Given that the state’s turn towards stricter gun laws has often responded directly to mass shootings and other violent crimes, it’s worth evaluating how a decade of gun control has moved the needle on either front.
Another federal judge ruled on Friday that so-called assault weapons bans likely violate the Second Amendment.
So, the Illinois ban is blocked for now. But Washington’s was just signed. And Delaware’s 2022 ban is still standing. Elsewhere, bans on the popular guns, including the AR-15, have been forestalled by political reality.
Independence Institute’s David Kopel understands the fight well having just gone through it in his home state of Colorado, where Democrats who control the government weren’t able to push a ban over the finish line. But he has also filed many court briefs and written even more books or academic papers on the topic from a pro-gun point of view. He joins the show to discuss the political and legal landscape in the fight over assault weapons bans.
Plus, Contributing Writer Jake Fogleman and I discuss the wide-reaching implications of the bump stock ban being stuck down by another federal appeals court.

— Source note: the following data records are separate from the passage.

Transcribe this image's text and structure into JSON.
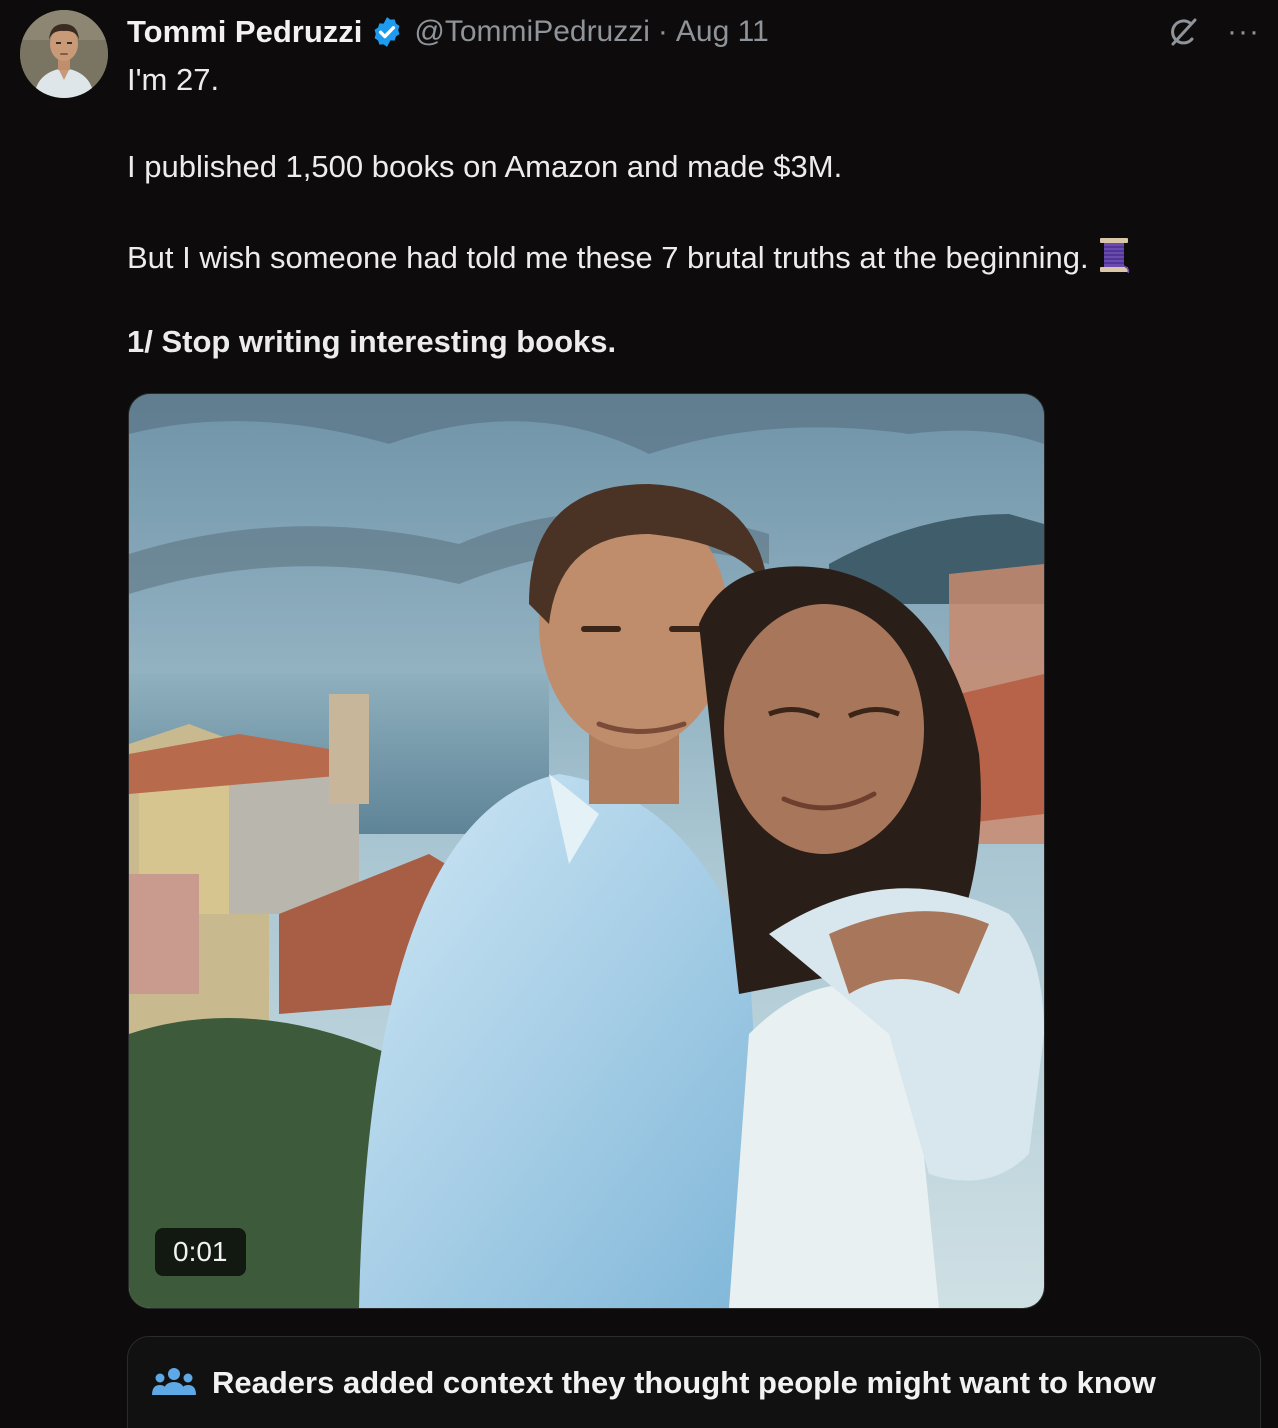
{
  "author": {
    "name": "Tommi Pedruzzi",
    "handle": "@TommiPedruzzi",
    "separator": "·",
    "date": "Aug 11"
  },
  "icons": {
    "verified": "verified-badge-icon",
    "grok": "grok-icon",
    "more": "more-options-icon",
    "thread": "spool-thread-icon",
    "people": "people-icon"
  },
  "more_glyph": "···",
  "tweet": {
    "line1": "I'm 27.",
    "line2": "I published 1,500 books on Amazon and made $3M.",
    "line3": "But I wish someone had told me these 7 brutal truths at the beginning.",
    "line4": "1/ Stop writing interesting books."
  },
  "media": {
    "timestamp": "0:01"
  },
  "community_note": {
    "title": "Readers added context they thought people might want to know"
  },
  "colors": {
    "background": "#0d0b0b",
    "verified": "#1d9bf0",
    "muted": "#8f949a",
    "note_icon": "#5fa8e6"
  }
}
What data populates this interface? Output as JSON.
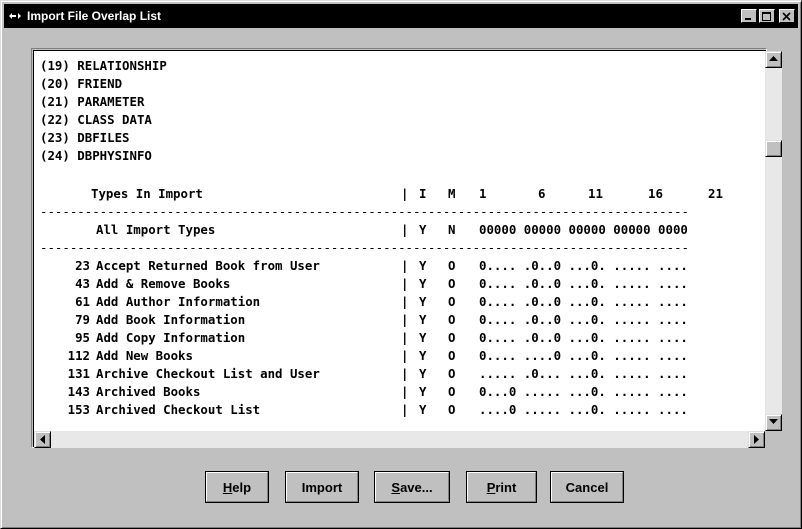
{
  "window": {
    "title": "Import File Overlap List"
  },
  "listing": {
    "lines": [
      "(19) RELATIONSHIP",
      "(20) FRIEND",
      "(21) PARAMETER",
      "(22) CLASS DATA",
      "(23) DBFILES",
      "(24) DBPHYSINFO",
      "",
      "    Types In Import               | I  M  1      6     11    16    21    |",
      "----------------------------------|--------------------------------------|",
      "     All Import Types             | Y  N  00000 00000 00000 00000 0000  |",
      "----------------------------------|--------------------------------------|",
      "   23 Accept Returned Book from User | Y  O  0.... .0..0 ...0. ..... .... |",
      "   43 Add & Remove Books           | Y  O  0.... .0..0 ...0. ..... .... |",
      "   61 Add Author Information       | Y  O  0.... .0..0 ...0. ..... .... |",
      "   79 Add Book Information         | Y  O  0.... .0..0 ...0. ..... .... |",
      "   95 Add Copy Information         | Y  O  0.... .0..0 ...0. ..... .... |",
      "  112 Add New Books                | Y  O  0.... ....0 ...0. ..... .... |",
      "  131 Archive Checkout List and User | Y  O  ..... .0... ...0. ..... .... |",
      "  143 Archived Books               | Y  O  0...0 ..... ...0. ..... .... |",
      "  153 Archived Checkout List       | Y  O  ....0 ..... ...0. ..... .... |"
    ],
    "header": {
      "types": "Types In Import",
      "i": "I",
      "m": "M",
      "c1": "1",
      "c6": "6",
      "c11": "11",
      "c16": "16",
      "c21": "21"
    },
    "all_row": {
      "label": "All Import Types",
      "i": "Y",
      "m": "N",
      "vals": "00000 00000 00000 00000 0000"
    },
    "rows": [
      {
        "num": "23",
        "name": "Accept Returned Book from User",
        "i": "Y",
        "m": "O",
        "vals": "0.... .0..0 ...0. ..... ...."
      },
      {
        "num": "43",
        "name": "Add & Remove Books",
        "i": "Y",
        "m": "O",
        "vals": "0.... .0..0 ...0. ..... ...."
      },
      {
        "num": "61",
        "name": "Add Author Information",
        "i": "Y",
        "m": "O",
        "vals": "0.... .0..0 ...0. ..... ...."
      },
      {
        "num": "79",
        "name": "Add Book Information",
        "i": "Y",
        "m": "O",
        "vals": "0.... .0..0 ...0. ..... ...."
      },
      {
        "num": "95",
        "name": "Add Copy Information",
        "i": "Y",
        "m": "O",
        "vals": "0.... .0..0 ...0. ..... ...."
      },
      {
        "num": "112",
        "name": "Add New Books",
        "i": "Y",
        "m": "O",
        "vals": "0.... ....0 ...0. ..... ...."
      },
      {
        "num": "131",
        "name": "Archive Checkout List and User",
        "i": "Y",
        "m": "O",
        "vals": "..... .0... ...0. ..... ...."
      },
      {
        "num": "143",
        "name": "Archived Books",
        "i": "Y",
        "m": "O",
        "vals": "0...0 ..... ...0. ..... ...."
      },
      {
        "num": "153",
        "name": "Archived Checkout List",
        "i": "Y",
        "m": "O",
        "vals": "....0 ..... ...0. ..... ...."
      }
    ],
    "types": [
      "(19) RELATIONSHIP",
      "(20) FRIEND",
      "(21) PARAMETER",
      "(22) CLASS DATA",
      "(23) DBFILES",
      "(24) DBPHYSINFO"
    ]
  },
  "buttons": {
    "help": {
      "pre": "",
      "u": "H",
      "post": "elp"
    },
    "import": {
      "pre": "Import",
      "u": "",
      "post": ""
    },
    "save": {
      "pre": "",
      "u": "S",
      "post": "ave..."
    },
    "print": {
      "pre": "",
      "u": "P",
      "post": "rint"
    },
    "cancel": {
      "pre": "Cancel",
      "u": "",
      "post": ""
    }
  },
  "colors": {
    "titlebar": "#000000",
    "window": "#c0c0c0",
    "content": "#ffffff"
  }
}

The full episode is available on your favorite podcasting app or by clicking here. Video of the show is also available on our YouTube channel. As always, Reload Members get access on Sunday. Everyone else can listen or watch on Monday.
The Supreme Court has more incentive than ever to weigh in on the Trump-initiated bump stock ban. If it does, the implications could extend to Biden’s gun orders.
On Tuesday, a three-judge panel for the Sixth Circuit Court of Appeals ruled in favor of a Kentucky man who challenged the legality of the ATF’s administrative ban on bump stocks. The unanimous panel ruled that it is unclear whether bump stocks fit within the current statutory definition of “machinegun” because of the multitude of existing legal opinions on the matter—including from the ATF itself. Therefore, the court determined that the definition should be interpreted to exclude them.
“An Act of Congress could clear up the ambiguities, but so far Congress has failed to act,” Judge Ronald Lee Gilman, a Clinton appointee, wrote on behalf of the court in Hardin v. Garland. “The Bureau of Alcohol, Tobacco, Firearms and Explosives (the ATF) has been on both sides of this issue, with its current regulation (the Rule) banning bump stocks as a machinegun part. In this situation, the rule of lenity that is applicable to criminal offenses requires us to rule in favor of Hardin.”
In other words, because the legal experts tasked with evaluating the regulation and the agency that administered it can’t seem to agree on whether bump stocks are machineguns, an average citizen cannot be subject to criminal enforcement.
The ruling is significant for two reasons.
Outside The Reload
That’s it for this week in guns.
I’ll see you all next week.